Activity => Lines with the string "удается" must each be copied from the listing.

Study material =>
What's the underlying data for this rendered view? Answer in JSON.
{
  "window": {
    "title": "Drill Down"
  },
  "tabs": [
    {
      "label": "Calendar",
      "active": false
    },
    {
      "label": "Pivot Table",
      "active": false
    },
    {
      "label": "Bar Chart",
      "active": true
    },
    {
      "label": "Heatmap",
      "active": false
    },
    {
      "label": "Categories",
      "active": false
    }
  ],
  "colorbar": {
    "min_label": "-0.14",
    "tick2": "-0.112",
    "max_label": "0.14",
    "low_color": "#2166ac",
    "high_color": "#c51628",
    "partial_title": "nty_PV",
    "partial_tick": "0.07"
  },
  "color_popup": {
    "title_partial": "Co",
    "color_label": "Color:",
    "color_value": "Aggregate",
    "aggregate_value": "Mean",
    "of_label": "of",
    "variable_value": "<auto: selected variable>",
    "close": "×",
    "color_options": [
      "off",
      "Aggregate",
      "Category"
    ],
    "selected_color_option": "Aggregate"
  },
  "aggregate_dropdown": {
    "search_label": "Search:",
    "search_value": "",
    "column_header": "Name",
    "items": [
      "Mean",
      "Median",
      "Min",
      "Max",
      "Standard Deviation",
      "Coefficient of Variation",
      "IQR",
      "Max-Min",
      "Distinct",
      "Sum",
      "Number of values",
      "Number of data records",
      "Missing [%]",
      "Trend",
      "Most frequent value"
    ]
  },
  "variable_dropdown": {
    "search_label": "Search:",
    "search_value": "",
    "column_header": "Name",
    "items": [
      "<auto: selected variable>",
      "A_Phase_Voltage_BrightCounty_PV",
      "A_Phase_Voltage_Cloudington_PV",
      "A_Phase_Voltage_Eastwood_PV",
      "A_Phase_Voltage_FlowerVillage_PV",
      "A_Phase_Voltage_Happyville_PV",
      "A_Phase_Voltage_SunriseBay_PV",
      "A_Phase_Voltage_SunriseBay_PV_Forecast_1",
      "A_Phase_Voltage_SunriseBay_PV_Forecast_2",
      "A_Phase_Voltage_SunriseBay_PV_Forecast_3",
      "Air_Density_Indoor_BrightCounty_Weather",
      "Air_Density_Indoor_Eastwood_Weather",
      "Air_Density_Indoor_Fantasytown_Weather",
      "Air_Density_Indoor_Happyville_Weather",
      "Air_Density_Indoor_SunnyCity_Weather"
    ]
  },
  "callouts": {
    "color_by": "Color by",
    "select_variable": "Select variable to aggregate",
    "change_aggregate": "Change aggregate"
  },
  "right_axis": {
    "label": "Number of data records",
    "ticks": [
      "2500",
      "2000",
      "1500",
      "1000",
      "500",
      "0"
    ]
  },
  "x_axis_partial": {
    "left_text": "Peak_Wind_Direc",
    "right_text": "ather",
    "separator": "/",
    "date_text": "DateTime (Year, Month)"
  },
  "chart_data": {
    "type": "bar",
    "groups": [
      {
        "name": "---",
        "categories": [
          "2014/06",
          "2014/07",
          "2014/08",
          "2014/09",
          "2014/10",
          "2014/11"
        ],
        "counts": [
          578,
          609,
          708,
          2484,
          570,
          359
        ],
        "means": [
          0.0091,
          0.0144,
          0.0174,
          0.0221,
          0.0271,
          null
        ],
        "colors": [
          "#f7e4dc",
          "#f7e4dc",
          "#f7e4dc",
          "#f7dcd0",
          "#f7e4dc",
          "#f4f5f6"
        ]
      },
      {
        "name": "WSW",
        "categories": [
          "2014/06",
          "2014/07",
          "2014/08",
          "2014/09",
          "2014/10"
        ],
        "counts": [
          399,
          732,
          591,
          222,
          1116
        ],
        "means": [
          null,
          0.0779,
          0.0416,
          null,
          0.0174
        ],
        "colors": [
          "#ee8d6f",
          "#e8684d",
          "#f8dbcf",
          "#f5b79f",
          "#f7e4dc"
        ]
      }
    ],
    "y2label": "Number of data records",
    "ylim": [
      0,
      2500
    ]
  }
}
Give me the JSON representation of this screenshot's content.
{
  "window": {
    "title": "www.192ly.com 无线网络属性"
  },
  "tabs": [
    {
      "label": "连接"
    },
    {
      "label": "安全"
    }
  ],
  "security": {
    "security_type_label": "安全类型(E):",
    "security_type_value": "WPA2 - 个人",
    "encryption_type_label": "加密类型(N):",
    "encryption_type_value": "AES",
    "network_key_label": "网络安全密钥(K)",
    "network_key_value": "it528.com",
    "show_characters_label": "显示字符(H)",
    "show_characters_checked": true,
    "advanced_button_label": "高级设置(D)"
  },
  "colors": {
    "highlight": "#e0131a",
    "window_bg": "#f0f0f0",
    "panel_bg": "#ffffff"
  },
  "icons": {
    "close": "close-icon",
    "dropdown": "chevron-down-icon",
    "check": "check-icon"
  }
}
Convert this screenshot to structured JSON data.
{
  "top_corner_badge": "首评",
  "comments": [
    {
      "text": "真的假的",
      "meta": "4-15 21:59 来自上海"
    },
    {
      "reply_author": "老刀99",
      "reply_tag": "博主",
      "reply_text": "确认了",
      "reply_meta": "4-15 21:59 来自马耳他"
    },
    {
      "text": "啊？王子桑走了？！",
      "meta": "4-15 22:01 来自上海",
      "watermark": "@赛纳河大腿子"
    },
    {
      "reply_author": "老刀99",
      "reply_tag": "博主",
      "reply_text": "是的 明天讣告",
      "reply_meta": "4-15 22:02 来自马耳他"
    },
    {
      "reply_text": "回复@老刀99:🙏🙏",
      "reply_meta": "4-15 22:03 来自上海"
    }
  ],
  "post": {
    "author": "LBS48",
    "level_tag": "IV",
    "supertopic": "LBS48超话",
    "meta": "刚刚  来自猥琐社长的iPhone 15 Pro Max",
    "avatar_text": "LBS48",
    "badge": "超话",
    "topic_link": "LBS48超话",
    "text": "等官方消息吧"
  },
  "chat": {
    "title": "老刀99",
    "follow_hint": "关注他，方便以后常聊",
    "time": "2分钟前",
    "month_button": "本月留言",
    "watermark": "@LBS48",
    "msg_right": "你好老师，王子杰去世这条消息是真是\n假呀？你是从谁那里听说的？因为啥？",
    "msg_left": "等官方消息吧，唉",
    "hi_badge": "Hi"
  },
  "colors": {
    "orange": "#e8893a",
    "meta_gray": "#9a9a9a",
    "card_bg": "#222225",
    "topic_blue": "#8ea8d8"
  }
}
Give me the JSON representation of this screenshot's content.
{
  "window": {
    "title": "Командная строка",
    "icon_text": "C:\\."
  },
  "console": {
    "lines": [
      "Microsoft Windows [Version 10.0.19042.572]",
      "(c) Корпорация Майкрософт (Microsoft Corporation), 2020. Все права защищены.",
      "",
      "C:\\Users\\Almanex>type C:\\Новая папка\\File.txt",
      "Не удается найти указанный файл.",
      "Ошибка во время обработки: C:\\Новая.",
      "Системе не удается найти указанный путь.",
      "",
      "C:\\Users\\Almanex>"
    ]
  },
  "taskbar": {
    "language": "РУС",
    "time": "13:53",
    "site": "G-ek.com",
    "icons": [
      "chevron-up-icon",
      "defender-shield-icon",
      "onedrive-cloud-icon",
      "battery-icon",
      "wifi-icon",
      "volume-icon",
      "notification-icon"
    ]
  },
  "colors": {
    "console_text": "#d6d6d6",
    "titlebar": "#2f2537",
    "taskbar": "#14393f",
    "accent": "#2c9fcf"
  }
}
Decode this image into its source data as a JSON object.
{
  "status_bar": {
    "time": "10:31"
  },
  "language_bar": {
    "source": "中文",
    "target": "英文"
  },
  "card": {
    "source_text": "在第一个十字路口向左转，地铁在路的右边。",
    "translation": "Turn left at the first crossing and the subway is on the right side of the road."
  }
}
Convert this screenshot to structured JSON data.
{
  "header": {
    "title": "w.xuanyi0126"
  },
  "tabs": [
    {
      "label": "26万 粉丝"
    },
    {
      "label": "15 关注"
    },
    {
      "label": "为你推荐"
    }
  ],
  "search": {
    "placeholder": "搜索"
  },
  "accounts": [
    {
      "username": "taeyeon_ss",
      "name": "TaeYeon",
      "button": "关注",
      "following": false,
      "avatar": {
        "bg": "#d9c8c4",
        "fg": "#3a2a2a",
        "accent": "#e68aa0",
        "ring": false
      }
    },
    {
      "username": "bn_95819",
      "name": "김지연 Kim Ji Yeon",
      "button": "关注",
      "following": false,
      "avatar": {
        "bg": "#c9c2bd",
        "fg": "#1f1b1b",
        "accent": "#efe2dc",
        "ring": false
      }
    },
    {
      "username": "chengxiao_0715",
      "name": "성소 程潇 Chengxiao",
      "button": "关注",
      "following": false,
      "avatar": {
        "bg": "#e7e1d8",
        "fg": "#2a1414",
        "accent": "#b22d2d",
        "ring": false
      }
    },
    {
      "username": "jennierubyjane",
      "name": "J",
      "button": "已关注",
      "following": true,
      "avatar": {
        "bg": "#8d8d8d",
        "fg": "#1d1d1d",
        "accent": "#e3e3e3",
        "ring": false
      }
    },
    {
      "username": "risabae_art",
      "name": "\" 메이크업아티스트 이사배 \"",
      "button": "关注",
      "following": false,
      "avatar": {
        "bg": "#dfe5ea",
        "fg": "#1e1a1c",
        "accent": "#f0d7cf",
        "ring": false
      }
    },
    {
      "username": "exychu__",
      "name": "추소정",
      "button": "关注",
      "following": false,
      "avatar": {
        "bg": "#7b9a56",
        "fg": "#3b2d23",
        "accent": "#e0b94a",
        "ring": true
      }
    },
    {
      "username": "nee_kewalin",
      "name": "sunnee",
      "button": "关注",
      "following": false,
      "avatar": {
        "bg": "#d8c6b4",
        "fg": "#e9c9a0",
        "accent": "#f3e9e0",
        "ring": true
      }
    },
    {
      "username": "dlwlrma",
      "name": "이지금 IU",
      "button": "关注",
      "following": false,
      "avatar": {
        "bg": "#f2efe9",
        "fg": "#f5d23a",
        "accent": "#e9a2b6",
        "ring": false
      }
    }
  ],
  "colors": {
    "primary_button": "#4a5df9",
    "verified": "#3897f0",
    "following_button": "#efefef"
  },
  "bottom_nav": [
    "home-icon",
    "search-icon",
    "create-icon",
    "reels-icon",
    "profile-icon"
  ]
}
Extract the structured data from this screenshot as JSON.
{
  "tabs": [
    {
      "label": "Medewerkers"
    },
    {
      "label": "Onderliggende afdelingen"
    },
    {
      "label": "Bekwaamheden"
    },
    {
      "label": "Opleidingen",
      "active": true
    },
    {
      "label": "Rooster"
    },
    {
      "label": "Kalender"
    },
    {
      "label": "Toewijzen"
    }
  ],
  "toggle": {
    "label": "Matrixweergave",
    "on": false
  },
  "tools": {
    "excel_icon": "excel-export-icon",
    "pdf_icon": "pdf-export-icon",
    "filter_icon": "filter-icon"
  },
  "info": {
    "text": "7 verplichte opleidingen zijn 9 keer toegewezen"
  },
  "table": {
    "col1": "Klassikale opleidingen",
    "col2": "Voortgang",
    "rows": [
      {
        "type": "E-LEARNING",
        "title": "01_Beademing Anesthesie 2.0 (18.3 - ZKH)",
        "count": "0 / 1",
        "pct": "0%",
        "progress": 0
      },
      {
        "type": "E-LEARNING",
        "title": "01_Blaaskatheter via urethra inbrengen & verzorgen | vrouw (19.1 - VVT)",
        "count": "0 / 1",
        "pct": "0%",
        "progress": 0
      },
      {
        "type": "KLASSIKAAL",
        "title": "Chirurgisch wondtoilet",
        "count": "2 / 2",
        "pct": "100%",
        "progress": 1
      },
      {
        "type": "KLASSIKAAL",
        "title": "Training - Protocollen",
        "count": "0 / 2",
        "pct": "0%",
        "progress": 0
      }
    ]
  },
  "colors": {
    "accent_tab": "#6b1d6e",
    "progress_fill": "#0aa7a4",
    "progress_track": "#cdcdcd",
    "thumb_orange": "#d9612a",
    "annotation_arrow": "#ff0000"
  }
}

Response to this task =>
      "Не удается найти указанный файл.",
      "Системе не удается найти указанный путь.",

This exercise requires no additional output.